(Web page and app entries)
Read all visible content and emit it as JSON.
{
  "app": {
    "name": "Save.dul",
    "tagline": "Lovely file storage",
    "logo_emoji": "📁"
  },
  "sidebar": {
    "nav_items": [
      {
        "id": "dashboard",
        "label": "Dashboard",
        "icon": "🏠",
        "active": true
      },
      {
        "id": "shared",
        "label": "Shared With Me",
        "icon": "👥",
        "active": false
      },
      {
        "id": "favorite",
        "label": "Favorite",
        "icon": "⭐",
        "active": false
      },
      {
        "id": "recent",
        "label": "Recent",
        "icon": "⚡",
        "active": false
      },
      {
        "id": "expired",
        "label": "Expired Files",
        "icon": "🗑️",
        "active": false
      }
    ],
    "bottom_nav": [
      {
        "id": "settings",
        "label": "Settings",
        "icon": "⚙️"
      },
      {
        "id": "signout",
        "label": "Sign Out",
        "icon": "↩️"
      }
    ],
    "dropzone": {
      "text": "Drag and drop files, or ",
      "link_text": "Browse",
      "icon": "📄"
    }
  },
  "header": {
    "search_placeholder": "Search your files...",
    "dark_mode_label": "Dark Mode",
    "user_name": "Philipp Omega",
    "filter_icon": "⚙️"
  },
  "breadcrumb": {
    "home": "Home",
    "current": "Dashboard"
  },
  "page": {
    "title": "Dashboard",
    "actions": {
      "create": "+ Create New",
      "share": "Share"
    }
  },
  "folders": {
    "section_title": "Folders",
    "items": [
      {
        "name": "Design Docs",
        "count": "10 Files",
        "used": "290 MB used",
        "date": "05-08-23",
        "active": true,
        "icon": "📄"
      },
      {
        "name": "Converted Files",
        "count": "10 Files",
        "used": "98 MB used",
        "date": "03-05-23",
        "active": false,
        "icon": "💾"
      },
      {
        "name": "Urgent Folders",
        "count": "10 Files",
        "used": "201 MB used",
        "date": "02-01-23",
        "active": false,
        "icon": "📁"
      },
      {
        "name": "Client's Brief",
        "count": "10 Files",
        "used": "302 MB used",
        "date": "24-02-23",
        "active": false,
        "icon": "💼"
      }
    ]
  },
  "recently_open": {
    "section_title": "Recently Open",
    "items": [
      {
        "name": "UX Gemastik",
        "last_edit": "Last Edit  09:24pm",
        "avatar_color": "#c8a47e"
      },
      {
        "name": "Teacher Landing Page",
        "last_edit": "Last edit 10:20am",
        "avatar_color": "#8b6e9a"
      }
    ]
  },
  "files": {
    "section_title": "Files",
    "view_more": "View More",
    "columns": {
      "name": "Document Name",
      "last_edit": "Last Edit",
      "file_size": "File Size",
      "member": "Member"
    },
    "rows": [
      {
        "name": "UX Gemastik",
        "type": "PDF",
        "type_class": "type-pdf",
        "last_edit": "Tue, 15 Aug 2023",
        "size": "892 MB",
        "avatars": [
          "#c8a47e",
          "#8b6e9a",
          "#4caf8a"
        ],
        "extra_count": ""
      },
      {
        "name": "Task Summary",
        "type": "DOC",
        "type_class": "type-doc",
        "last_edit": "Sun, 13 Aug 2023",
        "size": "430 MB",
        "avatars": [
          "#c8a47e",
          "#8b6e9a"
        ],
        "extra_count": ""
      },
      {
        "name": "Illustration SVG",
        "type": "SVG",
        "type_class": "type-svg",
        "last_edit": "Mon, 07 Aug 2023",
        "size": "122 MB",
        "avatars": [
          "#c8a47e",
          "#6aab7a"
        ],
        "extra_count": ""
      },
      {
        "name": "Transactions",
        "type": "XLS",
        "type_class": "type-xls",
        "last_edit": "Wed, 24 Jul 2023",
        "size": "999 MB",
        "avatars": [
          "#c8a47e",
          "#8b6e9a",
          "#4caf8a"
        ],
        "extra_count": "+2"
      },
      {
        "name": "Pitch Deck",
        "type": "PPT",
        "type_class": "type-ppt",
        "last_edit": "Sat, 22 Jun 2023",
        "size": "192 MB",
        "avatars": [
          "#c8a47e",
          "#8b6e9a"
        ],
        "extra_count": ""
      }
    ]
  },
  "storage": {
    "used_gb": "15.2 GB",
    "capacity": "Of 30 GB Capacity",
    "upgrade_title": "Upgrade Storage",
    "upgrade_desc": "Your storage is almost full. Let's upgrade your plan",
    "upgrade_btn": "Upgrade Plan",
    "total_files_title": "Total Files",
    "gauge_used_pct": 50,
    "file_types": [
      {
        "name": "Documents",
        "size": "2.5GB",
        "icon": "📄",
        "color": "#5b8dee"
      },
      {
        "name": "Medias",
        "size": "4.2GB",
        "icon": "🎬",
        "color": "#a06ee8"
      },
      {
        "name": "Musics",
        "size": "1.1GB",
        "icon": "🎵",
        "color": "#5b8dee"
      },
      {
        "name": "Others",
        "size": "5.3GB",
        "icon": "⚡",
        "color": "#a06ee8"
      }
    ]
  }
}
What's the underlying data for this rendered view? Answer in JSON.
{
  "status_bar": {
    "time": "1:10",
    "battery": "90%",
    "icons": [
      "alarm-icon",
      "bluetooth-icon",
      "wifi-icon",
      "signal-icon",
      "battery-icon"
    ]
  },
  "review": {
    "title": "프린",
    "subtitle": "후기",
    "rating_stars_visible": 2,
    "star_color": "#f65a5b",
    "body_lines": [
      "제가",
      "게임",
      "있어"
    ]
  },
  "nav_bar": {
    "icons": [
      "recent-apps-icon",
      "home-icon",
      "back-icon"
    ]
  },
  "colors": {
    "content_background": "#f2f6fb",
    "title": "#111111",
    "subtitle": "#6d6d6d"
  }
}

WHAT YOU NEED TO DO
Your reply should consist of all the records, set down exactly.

RESULT OF THIS EXERCISE
Read all visible content and emit it as JSON.
{
  "app": {
    "name": "Save.dul",
    "tagline": "Lovely file storage",
    "logo_emoji": "📁"
  },
  "sidebar": {
    "nav_items": [
      {
        "id": "dashboard",
        "label": "Dashboard",
        "icon": "🏠",
        "active": true
      },
      {
        "id": "shared",
        "label": "Shared With Me",
        "icon": "👥",
        "active": false
      },
      {
        "id": "favorite",
        "label": "Favorite",
        "icon": "⭐",
        "active": false
      },
      {
        "id": "recent",
        "label": "Recent",
        "icon": "⚡",
        "active": false
      },
      {
        "id": "expired",
        "label": "Expired Files",
        "icon": "🗑️",
        "active": false
      }
    ],
    "bottom_nav": [
      {
        "id": "settings",
        "label": "Settings",
        "icon": "⚙️"
      },
      {
        "id": "signout",
        "label": "Sign Out",
        "icon": "↩️"
      }
    ],
    "dropzone": {
      "text": "Drag and drop files, or ",
      "link_text": "Browse",
      "icon": "📄"
    }
  },
  "header": {
    "search_placeholder": "Search your files...",
    "dark_mode_label": "Dark Mode",
    "user_name": "Philipp Omega",
    "filter_icon": "⚙️"
  },
  "breadcrumb": {
    "home": "Home",
    "current": "Dashboard"
  },
  "page": {
    "title": "Dashboard",
    "actions": {
      "create": "+ Create New",
      "share": "Share"
    }
  },
  "folders": {
    "section_title": "Folders",
    "items": [
      {
        "name": "Design Docs",
        "count": "10 Files",
        "used": "290 MB used",
        "date": "05-08-23",
        "active": true,
        "icon": "📄"
      },
      {
        "name": "Converted Files",
        "count": "10 Files",
        "used": "98 MB used",
        "date": "03-05-23",
        "active": false,
        "icon": "💾"
      },
      {
        "name": "Urgent Folders",
        "count": "10 Files",
        "used": "201 MB used",
        "date": "02-01-23",
        "active": false,
        "icon": "📁"
      },
      {
        "name": "Client's Brief",
        "count": "10 Files",
        "used": "302 MB used",
        "date": "24-02-23",
        "active": false,
        "icon": "💼"
      }
    ]
  },
  "recently_open": {
    "section_title": "Recently Open",
    "items": [
      {
        "name": "UX Gemastik",
        "last_edit": "Last Edit  09:24pm",
        "avatar_color": "#c8a47e"
      },
      {
        "name": "Teacher Landing Page",
        "last_edit": "Last edit 10:20am",
        "avatar_color": "#8b6e9a"
      }
    ]
  },
  "files": {
    "section_title": "Files",
    "view_more": "View More",
    "columns": {
      "name": "Document Name",
      "last_edit": "Last Edit",
      "file_size": "File Size",
      "member": "Member"
    },
    "rows": [
      {
        "name": "UX Gemastik",
        "type": "PDF",
        "type_class": "type-pdf",
        "last_edit": "Tue, 15 Aug 2023",
        "size": "892 MB",
        "avatars": [
          "#c8a47e",
          "#8b6e9a",
          "#4caf8a"
        ],
        "extra_count": ""
      },
      {
        "name": "Task Summary",
        "type": "DOC",
        "type_class": "type-doc",
        "last_edit": "Sun, 13 Aug 2023",
        "size": "430 MB",
        "avatars": [
          "#c8a47e",
          "#8b6e9a"
        ],
        "extra_count": ""
      },
      {
        "name": "Illustration SVG",
        "type": "SVG",
        "type_class": "type-svg",
        "last_edit": "Mon, 07 Aug 2023",
        "size": "122 MB",
        "avatars": [
          "#c8a47e",
          "#6aab7a"
        ],
        "extra_count": ""
      },
      {
        "name": "Transactions",
        "type": "XLS",
        "type_class": "type-xls",
        "last_edit": "Wed, 24 Jul 2023",
        "size": "999 MB",
        "avatars": [
          "#c8a47e",
          "#8b6e9a",
          "#4caf8a"
        ],
        "extra_count": "+2"
      },
      {
        "name": "Pitch Deck",
        "type": "PPT",
        "type_class": "type-ppt",
        "last_edit": "Sat, 22 Jun 2023",
        "size": "192 MB",
        "avatars": [
          "#c8a47e",
          "#8b6e9a"
        ],
        "extra_count": ""
      }
    ]
  },
  "storage": {
    "used_gb": "15.2 GB",
    "capacity": "Of 30 GB Capacity",
    "upgrade_title": "Upgrade Storage",
    "upgrade_desc": "Your storage is almost full. Let's upgrade your plan",
    "upgrade_btn": "Upgrade Plan",
    "total_files_title": "Total Files",
    "gauge_used_pct": 50,
    "file_types": [
      {
        "name": "Documents",
        "size": "2.5GB",
        "icon": "📄",
        "color": "#5b8dee"
      },
      {
        "name": "Medias",
        "size": "4.2GB",
        "icon": "🎬",
        "color": "#a06ee8"
      },
      {
        "name": "Musics",
        "size": "1.1GB",
        "icon": "🎵",
        "color": "#5b8dee"
      },
      {
        "name": "Others",
        "size": "5.3GB",
        "icon": "⚡",
        "color": "#a06ee8"
      }
    ]
  }
}
What's the underlying data for this rendered view? Answer in JSON.
{
  "status_bar": {
    "time": "1:10",
    "battery": "90%",
    "icons": [
      "alarm-icon",
      "bluetooth-icon",
      "wifi-icon",
      "signal-icon",
      "battery-icon"
    ]
  },
  "review": {
    "title": "프린",
    "subtitle": "후기",
    "rating_stars_visible": 2,
    "star_color": "#f65a5b",
    "body_lines": [
      "제가",
      "게임",
      "있어"
    ]
  },
  "nav_bar": {
    "icons": [
      "recent-apps-icon",
      "home-icon",
      "back-icon"
    ]
  },
  "colors": {
    "content_background": "#f2f6fb",
    "title": "#111111",
    "subtitle": "#6d6d6d"
  }
}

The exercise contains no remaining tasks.